What you should do.
When a line of the entries contains the word "getWanList", report that line.

= = = = = = =

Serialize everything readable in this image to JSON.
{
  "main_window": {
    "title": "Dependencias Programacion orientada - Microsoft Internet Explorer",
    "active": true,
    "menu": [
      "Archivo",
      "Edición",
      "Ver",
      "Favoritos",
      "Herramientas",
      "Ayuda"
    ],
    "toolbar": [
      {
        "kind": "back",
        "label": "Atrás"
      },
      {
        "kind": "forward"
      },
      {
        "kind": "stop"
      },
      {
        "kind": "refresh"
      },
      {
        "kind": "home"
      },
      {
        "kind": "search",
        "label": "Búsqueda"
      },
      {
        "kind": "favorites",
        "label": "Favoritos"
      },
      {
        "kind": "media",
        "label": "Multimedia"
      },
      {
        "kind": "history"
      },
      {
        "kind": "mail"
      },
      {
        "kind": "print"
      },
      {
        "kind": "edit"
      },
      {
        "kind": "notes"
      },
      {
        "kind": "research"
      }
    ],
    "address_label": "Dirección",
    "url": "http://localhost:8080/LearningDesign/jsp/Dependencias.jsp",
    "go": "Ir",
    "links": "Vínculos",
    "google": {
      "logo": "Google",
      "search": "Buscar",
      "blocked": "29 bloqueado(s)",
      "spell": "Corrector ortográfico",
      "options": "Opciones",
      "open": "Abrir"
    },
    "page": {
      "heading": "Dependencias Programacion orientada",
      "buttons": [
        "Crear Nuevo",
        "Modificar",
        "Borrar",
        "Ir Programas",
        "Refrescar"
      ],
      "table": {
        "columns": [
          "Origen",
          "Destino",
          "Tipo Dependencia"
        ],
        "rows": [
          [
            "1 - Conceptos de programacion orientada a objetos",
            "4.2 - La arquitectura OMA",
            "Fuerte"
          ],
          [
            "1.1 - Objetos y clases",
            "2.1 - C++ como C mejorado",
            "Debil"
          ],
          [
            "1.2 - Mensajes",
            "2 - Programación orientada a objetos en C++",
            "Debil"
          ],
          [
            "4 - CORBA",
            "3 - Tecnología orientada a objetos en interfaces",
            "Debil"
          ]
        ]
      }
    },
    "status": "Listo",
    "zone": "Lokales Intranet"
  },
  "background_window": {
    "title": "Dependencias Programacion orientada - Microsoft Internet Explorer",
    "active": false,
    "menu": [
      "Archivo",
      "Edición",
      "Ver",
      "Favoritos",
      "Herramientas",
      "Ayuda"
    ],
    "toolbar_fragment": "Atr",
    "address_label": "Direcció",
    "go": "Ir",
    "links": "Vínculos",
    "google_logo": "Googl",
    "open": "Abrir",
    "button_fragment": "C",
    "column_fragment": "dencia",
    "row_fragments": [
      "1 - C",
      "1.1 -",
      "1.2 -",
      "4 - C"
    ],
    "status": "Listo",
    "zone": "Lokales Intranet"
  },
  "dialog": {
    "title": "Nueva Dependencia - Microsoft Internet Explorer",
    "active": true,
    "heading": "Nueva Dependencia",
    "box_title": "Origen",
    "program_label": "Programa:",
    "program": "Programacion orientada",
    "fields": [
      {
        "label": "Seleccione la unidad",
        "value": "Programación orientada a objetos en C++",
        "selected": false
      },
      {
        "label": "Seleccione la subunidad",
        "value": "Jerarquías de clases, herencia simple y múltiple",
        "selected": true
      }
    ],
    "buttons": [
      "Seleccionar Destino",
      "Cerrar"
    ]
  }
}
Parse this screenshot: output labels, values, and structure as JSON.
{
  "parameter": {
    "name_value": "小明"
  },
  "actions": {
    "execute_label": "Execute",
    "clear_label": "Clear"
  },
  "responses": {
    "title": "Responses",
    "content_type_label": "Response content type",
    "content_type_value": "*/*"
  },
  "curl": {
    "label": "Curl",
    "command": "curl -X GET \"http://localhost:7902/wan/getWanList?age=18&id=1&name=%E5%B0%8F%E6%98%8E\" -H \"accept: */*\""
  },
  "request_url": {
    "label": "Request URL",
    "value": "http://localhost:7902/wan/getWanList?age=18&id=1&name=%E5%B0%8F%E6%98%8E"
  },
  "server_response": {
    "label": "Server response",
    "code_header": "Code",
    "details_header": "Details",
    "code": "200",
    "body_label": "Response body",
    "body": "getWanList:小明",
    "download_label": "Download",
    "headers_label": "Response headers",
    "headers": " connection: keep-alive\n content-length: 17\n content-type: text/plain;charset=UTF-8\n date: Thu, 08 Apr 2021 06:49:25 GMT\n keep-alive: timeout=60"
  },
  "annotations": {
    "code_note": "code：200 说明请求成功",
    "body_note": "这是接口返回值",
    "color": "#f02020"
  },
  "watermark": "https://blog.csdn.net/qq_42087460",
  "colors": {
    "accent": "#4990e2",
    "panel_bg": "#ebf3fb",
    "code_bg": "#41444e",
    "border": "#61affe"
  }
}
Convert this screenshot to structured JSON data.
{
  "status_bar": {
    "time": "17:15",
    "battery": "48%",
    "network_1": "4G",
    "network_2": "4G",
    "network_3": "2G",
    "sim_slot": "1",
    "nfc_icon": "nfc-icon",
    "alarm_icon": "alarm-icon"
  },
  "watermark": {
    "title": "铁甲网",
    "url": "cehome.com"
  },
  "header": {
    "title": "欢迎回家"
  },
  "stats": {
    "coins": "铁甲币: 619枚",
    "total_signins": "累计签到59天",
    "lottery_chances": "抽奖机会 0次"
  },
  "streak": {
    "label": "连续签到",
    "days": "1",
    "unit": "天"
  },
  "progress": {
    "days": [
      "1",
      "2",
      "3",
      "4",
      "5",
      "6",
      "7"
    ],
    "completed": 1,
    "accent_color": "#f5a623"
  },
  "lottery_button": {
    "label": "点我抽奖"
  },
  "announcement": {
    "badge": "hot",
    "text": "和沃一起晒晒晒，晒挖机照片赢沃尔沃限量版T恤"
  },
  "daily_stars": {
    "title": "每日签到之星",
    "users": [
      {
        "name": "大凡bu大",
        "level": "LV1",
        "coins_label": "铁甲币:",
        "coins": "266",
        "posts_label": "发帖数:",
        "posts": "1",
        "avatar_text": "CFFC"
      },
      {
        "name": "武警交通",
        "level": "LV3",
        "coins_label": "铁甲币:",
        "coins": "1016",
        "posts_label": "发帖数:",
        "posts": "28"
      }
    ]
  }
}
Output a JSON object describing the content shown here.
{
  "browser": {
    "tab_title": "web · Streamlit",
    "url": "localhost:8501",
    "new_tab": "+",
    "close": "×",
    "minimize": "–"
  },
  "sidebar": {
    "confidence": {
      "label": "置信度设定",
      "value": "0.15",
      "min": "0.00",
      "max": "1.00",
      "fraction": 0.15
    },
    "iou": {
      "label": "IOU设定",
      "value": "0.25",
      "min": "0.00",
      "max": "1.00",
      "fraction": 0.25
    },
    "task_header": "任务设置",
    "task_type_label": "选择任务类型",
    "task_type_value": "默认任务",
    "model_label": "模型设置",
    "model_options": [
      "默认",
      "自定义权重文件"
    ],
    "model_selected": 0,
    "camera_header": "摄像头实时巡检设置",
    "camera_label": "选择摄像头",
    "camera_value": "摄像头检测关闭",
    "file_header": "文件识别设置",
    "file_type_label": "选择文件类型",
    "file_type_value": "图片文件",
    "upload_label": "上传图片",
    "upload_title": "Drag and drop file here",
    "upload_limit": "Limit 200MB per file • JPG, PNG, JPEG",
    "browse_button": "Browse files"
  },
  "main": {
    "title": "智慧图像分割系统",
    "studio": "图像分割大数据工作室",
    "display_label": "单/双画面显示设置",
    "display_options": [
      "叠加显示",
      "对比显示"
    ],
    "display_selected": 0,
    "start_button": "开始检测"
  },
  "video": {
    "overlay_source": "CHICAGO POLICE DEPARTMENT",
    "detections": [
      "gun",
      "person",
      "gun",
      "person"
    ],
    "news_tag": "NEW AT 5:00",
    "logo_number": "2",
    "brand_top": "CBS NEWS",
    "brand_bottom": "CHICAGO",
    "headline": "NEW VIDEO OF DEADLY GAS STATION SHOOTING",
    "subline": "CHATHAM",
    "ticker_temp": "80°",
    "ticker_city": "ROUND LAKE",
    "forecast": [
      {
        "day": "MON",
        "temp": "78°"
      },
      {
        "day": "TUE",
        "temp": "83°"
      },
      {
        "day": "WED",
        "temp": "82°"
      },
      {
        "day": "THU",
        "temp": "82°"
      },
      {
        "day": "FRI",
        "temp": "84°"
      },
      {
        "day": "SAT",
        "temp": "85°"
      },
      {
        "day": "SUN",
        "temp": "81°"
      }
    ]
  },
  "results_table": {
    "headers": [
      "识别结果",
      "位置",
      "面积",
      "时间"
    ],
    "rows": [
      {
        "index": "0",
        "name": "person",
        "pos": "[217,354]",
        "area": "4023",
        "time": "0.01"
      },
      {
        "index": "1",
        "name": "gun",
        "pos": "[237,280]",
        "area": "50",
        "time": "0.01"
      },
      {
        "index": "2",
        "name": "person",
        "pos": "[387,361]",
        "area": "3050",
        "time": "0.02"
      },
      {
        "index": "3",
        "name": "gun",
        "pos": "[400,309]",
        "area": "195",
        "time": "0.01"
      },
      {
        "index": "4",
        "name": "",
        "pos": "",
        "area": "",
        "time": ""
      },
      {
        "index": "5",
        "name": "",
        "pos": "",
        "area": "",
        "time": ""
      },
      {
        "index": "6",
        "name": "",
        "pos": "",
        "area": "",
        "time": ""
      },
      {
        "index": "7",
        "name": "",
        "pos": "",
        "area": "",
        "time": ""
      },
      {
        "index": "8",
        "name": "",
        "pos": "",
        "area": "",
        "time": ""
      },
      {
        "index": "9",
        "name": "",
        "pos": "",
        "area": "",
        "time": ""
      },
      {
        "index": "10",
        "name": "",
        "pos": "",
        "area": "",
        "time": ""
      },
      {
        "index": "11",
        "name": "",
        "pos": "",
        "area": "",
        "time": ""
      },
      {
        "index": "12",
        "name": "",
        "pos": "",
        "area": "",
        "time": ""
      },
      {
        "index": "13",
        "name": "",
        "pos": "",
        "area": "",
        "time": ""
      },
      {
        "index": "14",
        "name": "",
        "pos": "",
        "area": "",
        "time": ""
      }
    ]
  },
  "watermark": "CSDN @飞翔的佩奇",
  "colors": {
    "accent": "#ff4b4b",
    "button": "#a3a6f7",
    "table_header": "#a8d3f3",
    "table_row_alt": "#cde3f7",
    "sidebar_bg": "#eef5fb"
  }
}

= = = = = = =

Reply.
    "command": "curl -X GET \"http://localhost:7902/wan/getWanList?age=18&id=1&name=%E5%B0%8F%E6%98%8E\" -H \"accept: */*\""
    "value": "http://localhost:7902/wan/getWanList?age=18&id=1&name=%E5%B0%8F%E6%98%8E"
    "body": "getWanList:小明",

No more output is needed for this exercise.